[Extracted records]
──────────────────────────────
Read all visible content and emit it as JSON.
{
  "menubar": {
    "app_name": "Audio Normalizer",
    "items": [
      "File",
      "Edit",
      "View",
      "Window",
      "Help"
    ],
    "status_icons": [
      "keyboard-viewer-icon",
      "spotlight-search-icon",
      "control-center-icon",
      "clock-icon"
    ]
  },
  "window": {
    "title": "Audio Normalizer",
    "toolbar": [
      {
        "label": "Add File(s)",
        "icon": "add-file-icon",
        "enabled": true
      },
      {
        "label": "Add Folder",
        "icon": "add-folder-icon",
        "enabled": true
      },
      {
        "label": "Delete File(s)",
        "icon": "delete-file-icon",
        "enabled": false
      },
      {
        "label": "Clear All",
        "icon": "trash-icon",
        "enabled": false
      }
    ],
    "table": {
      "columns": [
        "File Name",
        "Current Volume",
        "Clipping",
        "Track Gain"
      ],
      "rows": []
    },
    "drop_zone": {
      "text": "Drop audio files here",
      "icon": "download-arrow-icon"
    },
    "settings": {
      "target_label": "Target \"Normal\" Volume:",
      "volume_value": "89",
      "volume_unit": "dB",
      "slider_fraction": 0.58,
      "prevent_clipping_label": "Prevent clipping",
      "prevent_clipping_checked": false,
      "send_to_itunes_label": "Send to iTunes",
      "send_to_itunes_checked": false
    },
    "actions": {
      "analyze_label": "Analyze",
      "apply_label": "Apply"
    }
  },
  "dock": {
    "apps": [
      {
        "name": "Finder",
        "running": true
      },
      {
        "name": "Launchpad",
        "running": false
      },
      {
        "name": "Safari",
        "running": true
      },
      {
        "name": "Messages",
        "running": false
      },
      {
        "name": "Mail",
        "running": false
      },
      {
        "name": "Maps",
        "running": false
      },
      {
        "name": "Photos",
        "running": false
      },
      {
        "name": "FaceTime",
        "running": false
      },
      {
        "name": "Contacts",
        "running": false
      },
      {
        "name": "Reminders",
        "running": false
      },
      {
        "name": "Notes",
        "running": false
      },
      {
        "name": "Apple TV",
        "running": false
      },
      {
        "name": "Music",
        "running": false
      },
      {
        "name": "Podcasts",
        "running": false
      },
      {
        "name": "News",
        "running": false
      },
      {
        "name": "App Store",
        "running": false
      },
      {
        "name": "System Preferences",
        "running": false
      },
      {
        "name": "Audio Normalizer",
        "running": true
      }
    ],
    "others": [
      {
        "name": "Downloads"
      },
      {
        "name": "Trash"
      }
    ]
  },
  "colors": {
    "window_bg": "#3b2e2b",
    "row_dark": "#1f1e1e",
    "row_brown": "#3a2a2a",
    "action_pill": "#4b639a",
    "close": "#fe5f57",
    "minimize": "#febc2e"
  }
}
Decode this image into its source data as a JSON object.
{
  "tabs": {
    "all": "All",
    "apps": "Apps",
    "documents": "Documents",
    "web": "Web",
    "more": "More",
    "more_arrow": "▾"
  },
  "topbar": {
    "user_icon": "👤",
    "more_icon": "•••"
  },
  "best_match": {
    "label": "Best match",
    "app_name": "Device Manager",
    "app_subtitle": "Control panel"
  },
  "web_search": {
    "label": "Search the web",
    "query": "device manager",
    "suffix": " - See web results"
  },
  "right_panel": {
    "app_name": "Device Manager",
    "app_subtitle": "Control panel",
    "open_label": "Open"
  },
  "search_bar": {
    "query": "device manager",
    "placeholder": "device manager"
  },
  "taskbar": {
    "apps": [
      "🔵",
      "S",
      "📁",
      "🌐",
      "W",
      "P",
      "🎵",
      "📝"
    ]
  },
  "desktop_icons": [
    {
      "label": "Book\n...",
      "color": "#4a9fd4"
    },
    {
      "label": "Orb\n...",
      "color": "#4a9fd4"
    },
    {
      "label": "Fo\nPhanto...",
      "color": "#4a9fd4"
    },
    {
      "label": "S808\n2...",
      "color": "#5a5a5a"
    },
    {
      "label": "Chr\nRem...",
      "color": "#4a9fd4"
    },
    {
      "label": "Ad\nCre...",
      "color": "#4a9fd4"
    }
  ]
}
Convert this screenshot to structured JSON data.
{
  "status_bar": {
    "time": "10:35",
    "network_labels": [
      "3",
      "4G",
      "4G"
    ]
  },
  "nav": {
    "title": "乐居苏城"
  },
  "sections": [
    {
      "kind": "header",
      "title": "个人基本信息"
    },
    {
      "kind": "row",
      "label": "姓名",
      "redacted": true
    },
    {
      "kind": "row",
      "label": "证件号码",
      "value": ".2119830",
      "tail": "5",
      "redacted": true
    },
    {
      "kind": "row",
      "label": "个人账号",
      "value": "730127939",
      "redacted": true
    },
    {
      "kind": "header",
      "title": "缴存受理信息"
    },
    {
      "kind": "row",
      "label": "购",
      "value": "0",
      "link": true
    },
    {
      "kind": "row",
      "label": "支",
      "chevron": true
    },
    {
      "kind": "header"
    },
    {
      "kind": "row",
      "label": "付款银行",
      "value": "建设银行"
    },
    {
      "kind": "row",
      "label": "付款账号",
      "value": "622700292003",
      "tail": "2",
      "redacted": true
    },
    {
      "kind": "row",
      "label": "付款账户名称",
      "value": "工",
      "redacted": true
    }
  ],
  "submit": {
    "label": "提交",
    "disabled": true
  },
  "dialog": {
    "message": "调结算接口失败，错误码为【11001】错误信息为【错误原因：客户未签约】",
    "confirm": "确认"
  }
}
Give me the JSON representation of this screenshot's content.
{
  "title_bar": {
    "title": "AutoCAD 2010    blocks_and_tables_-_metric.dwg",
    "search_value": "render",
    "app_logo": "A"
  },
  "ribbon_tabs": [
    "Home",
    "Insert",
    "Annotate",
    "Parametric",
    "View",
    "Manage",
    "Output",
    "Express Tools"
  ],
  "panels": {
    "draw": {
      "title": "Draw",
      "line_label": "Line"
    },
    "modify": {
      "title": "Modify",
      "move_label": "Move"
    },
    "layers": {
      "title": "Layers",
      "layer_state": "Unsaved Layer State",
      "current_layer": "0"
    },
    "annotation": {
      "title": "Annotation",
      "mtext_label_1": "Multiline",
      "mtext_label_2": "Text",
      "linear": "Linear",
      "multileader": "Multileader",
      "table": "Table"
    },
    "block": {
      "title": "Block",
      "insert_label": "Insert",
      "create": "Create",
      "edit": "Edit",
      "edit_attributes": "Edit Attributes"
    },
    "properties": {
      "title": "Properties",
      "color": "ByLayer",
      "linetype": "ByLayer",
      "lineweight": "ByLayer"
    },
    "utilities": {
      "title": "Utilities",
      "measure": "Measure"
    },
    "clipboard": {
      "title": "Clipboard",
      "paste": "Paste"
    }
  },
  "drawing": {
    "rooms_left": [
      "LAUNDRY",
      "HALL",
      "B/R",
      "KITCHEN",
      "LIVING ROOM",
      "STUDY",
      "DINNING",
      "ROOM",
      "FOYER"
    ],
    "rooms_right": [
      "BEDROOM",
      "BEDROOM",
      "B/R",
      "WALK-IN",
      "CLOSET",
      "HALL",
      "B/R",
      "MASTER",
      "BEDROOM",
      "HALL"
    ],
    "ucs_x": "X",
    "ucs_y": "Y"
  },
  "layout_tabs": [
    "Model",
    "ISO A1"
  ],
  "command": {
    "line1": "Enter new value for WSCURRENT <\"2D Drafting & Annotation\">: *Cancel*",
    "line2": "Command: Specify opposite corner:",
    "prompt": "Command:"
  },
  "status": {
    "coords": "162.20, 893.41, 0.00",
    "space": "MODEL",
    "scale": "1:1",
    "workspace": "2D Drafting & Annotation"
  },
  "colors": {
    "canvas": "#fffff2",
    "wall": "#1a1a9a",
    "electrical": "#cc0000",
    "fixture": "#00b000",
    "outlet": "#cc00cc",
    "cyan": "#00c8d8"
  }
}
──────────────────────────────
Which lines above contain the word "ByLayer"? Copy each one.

      "color": "ByLayer",
      "linetype": "ByLayer",
      "lineweight": "ByLayer"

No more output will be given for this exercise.